How does this relate to Natasha, the biennale we are making? During one of our early curatorial discussions, Ala flashed a website called This Person Does Not Exist 1  onto the shared screen, and June helped me identify my extreme unease – or was it terror? – in response to its content within the uncanny valley. This Person Does Not Exist is a repository of high-resolution images of seemingly real people generated by powerful artificial intelligence technology. Each photograph is a composite of many other people, and the single person it portrays is not of this world in the way that you and I might be. Who or what is the referent? Our relationship to the experience of looking at the representation of a visage is undone and that which is indexical about the genre of portrait photography explodes into impossible fragments. The faces on the website express feelings, but it is safe to claim that the entities in the images do not possess the capacity to have them.
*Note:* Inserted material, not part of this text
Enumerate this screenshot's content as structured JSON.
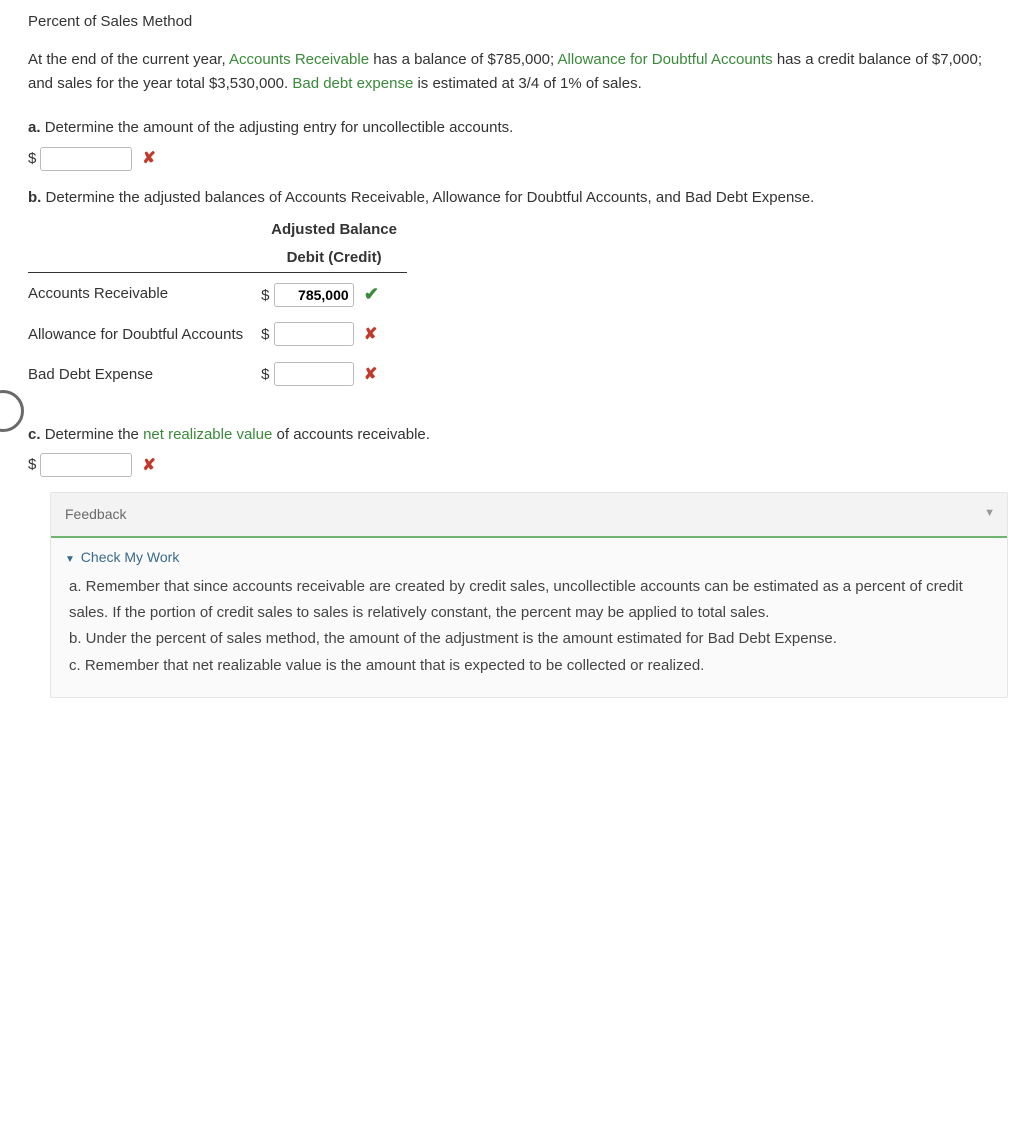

In aesthetics, the uncanny valley denotes a negative emotional response with regard to one’s relation to an object, based on the object’s degree of indistinguishability from a human being. One of the things we have hoped to do by giving the Singapore Biennale 2022 a name that is generally associated with a person is to assess our assumptions of the fundamental conceptual category of the stable unitary subject that personhood implies, to think of our relation to the earth and the cosmos in more material and temporal terms. Sometimes we insist in public discussions that this “Natasha” is not a person, but we maintain that visiting Natasha is an invitation to encounter a presence nonetheless. What is this presence composed of? How is it felt? From where has it come and to what time does it belong? While This Person Does Not Exist opens onto a terrain I am hesitant to enter, Aarti’s project compels us to confront the “intentionally hidden and opaque forms of labor” called ghostwork and to feel its presence across various platforms that claim to be computer-operated. It is widely understood that the commonplace notion of artificial intelligence rests on negating the material and human costs that have gone into machine learning. “The word ghost here,” she writes, “indicates that it is not just the physical absence of a person doing a particular job, but the pretense that such a person does not even exist; the silent laboring hand behind the magic of technology; the silence that requires spontaneity, creativity, and cultural interpretation.” 2 Aarti Sunder, “Spectral Ghost – Deliberate Images, Intended Metaphors,” in Platform Politics: Around In-between and Through (forthcoming 2023, Singapore Biennale 2022).


Nida Ghouse is a writer and curator whose projects span mediums and disciplines, experimenting with ways of engaging artistic practices, in relation to activating materials and sites. E-mail: 


Fig. 1-4: Layered Light Trace, series of drawings by Aarti Sunder, 2022. “To be willing to read in between the shapes, to see the formation of the human body once again and be reminded of it as a part of the process of automation, where the fight is to identify oneself as a visible node, is a violent process. There is something intimate about these images, yet impersonal. The images contain the violence of forced hiddenness, but also the power to willingly remain unidentifiable. This is why these images are so potent – they urge the viewer to contend with the creativity of the hidden hand all the while signaling towards the harsh apparatus that enables it.” – Aarti Sunder